So I make my own. It’s very easy to make and it tastes so much nicer than most bought versions as is often the case with home made.
Ghee is actually butter that’s had the milk solids and water removed. When you use butter to fry with, it burns at a fairly low temperature. You’ll notice that it goes black and grainy. That’s actually the milk proteins and sugars that are burning and making the butter go black.
When you use ghee to cook with instead of butter, you can heat it to high temperatures (up to 250 degrees C/480 degrees F) without burning or damage.
You might be familiar with ghee and it’s traditional use in Indian cooking but really it suits almost every type of cuisine, savoury or sweet.
Often people who don’t like the flavour of other fats such as coconut oil or tallow find that ghee offers a much more delicate and less obtrusive flavour to their food and cooking.
And open a jar of the home made stuff and take a whiff……Oh my goodness, it smells delicious – a jar full of nutty, buttery, caramelly yum! It comes with with the added bonus of making everything you cook in it taste even more wonderful.
Cooking with Ghee
It’s great to fry with – any meat; fish, beef, chicken, lamb, pork, will cook beautifully when ghee is used as the fat medium. We often have beef schnitzel coated in a mix of grated Parmesan and either rice crumbs or almond meal and the ghee really does do the best job at frying them. The schnitzels come out all golden brown, crunchy and delicious.
It’s a great fat to use for that first step of browning meat in braising dishes like osso buco and lamb shanks because it doesn’t burn the meat – it just allows it to brown nicely. Steamed veggies taste wonderful tossed in ghee while ghee baked veggies are amazing. I use it for making oven baked chips too – using sweet potatoes or white potatoes. Here’s a link to my duck fat chips but feel free to sub ghee for a result that’s on par!
I also use it to “stew” fruit in especially when Miss E wants something sweet for dessert. She loves apple and cinnamon cooked in ghee with some fresh cream – actually, so do I!
I have it in my coffee every morning too. I make a long black coffee and add some high quality organic extra virgin coconut oil, some grass fed gelatin and a tablespoon of ghee and whiz them all together for a highly sustaining, delicious morning drink.
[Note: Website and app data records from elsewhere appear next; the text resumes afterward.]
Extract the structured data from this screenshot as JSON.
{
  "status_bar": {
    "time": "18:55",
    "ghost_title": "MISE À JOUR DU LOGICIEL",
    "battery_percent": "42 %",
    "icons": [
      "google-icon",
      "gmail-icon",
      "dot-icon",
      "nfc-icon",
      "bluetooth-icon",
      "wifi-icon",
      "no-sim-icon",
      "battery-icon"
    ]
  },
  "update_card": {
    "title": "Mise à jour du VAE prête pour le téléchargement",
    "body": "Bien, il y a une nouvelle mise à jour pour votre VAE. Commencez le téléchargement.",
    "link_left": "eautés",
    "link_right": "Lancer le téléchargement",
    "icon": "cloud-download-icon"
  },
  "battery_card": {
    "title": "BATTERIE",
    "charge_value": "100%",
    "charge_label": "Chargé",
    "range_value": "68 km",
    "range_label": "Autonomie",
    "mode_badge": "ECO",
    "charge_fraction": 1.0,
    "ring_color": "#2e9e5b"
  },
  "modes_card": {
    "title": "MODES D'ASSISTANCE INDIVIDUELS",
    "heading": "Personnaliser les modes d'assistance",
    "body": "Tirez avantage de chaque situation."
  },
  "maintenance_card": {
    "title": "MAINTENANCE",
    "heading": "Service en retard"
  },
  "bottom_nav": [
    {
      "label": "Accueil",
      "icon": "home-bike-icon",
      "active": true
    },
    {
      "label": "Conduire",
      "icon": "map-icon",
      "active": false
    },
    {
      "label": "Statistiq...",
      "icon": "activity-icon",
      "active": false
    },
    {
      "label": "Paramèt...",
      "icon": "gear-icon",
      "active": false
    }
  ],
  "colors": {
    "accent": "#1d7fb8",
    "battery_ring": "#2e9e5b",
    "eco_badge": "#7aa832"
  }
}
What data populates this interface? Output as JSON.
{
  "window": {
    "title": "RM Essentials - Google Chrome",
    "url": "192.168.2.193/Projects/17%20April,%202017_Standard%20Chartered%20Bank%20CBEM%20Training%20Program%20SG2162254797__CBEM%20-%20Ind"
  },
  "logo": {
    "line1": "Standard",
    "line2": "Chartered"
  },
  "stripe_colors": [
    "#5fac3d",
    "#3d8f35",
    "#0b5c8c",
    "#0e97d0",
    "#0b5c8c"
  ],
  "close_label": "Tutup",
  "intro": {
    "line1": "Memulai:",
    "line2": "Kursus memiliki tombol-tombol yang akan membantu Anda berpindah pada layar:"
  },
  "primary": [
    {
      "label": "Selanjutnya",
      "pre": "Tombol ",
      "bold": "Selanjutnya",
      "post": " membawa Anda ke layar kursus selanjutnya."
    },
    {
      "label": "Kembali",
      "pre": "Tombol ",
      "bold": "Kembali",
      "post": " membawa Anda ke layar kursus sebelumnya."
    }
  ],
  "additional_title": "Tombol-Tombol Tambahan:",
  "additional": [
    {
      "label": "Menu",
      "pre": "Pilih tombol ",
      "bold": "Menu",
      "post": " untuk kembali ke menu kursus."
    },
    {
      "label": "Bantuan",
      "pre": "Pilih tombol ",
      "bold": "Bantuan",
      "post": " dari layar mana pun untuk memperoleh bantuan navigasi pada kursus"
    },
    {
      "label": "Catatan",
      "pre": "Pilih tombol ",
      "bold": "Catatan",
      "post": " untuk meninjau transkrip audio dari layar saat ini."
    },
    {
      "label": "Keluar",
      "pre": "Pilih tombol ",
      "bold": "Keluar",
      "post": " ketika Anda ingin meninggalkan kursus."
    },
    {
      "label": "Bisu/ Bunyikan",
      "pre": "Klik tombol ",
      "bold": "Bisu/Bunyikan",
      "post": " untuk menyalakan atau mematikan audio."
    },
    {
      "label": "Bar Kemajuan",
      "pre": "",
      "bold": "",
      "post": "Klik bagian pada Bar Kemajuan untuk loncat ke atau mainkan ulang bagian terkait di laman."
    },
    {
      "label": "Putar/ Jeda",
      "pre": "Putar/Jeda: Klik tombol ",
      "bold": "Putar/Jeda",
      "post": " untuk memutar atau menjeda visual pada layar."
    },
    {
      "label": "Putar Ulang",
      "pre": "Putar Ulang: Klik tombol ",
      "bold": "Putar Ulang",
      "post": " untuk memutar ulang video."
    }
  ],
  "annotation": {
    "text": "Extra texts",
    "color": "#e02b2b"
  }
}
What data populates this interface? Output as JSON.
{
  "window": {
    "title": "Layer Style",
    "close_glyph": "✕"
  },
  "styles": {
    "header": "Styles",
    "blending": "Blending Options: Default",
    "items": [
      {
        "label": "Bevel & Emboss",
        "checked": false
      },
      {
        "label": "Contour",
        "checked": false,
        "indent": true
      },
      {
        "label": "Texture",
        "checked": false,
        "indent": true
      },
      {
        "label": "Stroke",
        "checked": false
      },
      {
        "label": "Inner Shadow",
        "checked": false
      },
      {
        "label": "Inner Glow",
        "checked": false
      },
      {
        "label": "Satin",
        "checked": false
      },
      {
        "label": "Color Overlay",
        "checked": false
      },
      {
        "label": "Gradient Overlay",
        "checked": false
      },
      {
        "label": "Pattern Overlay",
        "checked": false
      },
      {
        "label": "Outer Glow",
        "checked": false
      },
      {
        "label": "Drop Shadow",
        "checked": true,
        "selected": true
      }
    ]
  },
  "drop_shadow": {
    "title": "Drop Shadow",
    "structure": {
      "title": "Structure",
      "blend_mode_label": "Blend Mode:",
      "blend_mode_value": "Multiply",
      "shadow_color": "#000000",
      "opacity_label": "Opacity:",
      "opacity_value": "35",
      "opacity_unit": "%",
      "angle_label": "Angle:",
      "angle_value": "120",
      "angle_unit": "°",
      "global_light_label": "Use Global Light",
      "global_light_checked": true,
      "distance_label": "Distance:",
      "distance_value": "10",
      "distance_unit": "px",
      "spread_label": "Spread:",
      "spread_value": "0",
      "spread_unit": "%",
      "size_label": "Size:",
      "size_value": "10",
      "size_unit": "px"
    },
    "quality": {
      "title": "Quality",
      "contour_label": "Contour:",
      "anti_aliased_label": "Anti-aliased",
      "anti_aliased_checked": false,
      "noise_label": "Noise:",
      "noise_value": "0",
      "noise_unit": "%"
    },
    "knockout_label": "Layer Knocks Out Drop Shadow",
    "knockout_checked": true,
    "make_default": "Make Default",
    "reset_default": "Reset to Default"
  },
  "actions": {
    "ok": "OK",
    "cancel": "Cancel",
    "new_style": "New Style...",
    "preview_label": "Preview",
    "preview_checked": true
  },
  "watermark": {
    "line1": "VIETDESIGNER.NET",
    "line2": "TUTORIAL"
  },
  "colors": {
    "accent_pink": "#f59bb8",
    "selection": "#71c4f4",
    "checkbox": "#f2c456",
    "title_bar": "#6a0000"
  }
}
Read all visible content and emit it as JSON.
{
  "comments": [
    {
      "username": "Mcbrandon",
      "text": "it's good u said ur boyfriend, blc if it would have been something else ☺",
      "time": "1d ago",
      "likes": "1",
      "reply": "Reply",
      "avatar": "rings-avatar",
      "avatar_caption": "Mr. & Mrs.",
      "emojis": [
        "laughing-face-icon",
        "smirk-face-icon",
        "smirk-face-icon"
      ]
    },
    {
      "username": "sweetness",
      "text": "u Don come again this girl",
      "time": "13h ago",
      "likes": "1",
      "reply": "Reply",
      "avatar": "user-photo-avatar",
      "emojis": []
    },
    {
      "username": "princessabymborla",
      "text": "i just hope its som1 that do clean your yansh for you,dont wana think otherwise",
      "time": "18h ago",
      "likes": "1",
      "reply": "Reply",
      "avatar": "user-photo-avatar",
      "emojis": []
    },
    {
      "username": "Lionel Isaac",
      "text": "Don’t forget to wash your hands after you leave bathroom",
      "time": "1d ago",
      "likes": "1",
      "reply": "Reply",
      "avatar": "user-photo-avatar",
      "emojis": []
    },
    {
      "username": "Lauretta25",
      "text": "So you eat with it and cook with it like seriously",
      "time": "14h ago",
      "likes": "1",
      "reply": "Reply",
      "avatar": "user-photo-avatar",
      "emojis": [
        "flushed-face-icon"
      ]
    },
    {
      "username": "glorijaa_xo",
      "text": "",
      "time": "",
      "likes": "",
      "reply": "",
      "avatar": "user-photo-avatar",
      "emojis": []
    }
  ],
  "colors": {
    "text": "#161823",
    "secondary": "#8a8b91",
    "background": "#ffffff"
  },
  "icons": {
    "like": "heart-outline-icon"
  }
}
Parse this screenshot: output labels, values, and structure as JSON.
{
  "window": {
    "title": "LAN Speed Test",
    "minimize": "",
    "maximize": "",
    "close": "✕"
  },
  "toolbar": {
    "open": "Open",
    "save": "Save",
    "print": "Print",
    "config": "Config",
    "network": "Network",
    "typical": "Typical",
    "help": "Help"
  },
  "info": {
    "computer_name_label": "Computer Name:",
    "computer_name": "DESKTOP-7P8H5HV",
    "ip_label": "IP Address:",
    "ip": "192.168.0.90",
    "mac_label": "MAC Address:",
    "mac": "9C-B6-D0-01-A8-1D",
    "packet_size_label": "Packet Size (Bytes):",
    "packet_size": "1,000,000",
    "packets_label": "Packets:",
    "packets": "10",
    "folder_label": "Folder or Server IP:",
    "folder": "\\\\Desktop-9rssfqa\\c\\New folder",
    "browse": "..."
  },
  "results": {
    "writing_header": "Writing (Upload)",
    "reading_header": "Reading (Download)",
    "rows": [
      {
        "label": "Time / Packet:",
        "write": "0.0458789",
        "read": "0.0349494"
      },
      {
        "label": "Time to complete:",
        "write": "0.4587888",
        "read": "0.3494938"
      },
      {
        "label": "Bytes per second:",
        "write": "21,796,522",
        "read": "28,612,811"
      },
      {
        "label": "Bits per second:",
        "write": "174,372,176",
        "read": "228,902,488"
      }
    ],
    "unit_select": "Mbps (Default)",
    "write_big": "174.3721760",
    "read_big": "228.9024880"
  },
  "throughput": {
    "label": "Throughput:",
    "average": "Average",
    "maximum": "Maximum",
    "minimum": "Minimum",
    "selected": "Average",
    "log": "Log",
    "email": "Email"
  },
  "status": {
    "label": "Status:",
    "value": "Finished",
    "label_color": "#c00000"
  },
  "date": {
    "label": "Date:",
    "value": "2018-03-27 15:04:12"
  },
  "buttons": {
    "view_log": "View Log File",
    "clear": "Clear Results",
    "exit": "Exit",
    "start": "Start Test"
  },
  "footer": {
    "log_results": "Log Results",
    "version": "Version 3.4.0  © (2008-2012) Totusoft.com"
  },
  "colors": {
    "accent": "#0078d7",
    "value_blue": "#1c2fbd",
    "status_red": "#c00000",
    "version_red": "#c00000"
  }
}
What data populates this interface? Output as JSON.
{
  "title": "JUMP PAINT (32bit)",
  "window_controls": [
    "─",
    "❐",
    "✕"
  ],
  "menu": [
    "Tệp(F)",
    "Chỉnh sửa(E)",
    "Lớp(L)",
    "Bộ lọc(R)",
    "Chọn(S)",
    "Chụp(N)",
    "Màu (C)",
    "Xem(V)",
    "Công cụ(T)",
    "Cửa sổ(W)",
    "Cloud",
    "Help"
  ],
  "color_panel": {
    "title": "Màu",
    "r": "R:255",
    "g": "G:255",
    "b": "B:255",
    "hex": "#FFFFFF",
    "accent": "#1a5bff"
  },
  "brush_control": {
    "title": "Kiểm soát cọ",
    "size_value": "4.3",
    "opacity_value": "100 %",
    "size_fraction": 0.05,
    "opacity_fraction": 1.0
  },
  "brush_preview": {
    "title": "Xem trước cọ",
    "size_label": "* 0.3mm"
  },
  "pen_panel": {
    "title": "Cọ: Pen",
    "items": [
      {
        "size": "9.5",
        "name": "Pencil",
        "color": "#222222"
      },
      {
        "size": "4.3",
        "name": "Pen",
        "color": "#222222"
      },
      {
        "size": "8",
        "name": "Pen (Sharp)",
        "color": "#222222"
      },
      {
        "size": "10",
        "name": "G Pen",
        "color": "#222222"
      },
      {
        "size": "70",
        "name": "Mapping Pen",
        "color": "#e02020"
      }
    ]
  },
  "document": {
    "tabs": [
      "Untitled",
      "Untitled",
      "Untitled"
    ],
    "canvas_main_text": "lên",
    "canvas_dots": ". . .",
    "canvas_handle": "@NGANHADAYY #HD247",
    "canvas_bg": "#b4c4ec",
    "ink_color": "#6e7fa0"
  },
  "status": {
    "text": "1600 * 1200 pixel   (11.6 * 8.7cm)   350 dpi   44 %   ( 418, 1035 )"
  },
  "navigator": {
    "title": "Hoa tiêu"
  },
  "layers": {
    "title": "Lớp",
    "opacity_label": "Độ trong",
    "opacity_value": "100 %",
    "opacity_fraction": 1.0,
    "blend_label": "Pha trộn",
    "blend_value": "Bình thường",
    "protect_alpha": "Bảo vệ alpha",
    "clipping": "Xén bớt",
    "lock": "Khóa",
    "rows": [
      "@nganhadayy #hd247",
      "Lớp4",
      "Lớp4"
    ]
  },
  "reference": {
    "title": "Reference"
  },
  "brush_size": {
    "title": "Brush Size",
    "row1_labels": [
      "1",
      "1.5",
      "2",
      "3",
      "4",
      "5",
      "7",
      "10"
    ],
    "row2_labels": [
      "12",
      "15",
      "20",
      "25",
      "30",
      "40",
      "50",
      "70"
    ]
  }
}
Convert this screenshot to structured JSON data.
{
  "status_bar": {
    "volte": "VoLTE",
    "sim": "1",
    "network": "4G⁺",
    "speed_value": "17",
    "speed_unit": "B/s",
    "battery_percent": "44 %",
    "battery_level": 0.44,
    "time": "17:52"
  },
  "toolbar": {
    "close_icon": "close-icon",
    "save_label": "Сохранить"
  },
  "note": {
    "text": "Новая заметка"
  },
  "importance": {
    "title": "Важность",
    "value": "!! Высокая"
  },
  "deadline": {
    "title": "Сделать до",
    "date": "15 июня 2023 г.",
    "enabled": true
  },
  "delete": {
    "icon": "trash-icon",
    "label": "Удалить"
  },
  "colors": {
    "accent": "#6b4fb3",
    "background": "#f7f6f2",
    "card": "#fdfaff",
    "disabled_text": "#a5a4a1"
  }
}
If coffee’s not your thing, try some ghee in your home made chai. Somehow the flavour of the spices melds with the ghee beautifully. Just as with the coffee, once you’ve made your chai (with milk or not – works with nut milk chai too!), add about a tablespoon of ghee and whiz till frothy.
The health benefits of Ghee
And if I haven’t sold you on this magical golden stuff already, here’s more reason to add it to your diet. Ghee contains the vital fat soluble vitamins A, D, E and K2. And provided you use grass fed ghee or make your own from grass fed butter, it contains Conjugated Linoleic Acid or, CLA which is an important fatty acid shown to be defensive against certain cancers, heart disease, asthma and osteoperosis .
It also contains butyric acid which is a short chain fatty acid that provides energy to our intestines and keeps our intestinal walls strong – so important these days with leaky gut/intestinal permeability rampant! Our gut bugs naturally make butyric acid from fibre we eat but if we consume ghee, we are boosting our access to this important nutrient.
All of this along with all the other benefits of consuming healthy fats like:
- better metabolic function
- increased brain health and function,
- lower incidence of obesity and other auto immune/inflammatory disorders
- and so much more including keeping us fuller for longer.
And yet another benefit – those of you have dairy allergies or intolerance may well find that ghee, with it’s dairy solids removed, is tolerable to your system. Exercise caution when testing obviously as it will depend on your individual condition and the purity of the ghee.
Oh and it lasts for ages at room temperature. It’s the milk solids that cause butter to go off, especially when not refrigerated but because ghee is purely the butter oil, and a very stable oil at that, it lasts and lasts. Mind you, I seem to be replacing mine quite often!
Which Butter makes Good Ghee?
Make sure you use unsalted butter if you are going to use your ghee for warm drinks – salted butter makes your coffee taste DISGUSTING. You can always add high quality salt to your cooking!
So here’s how I make it.
500 grams unsalted grass fed butter – I use this one (available at Woolworths)
Place butter in a medium saucepan on the smallest hob of your stove top.
Using the lowest flame/temperature possible, allow the butter to slowly melt and cook away gently for up to an hour or even more.
When a stiff crust has developed across the top with the butter oil underneath, remove from heat. The oil will have darkened slightly with the extended cooking
Carefully remove the crust in one piece with a slotted spoon
Strain the butter oil through a muslin lined strainer into a clean storage jar
I’d love to know if you make your own ghee. Let me know what you use it for too!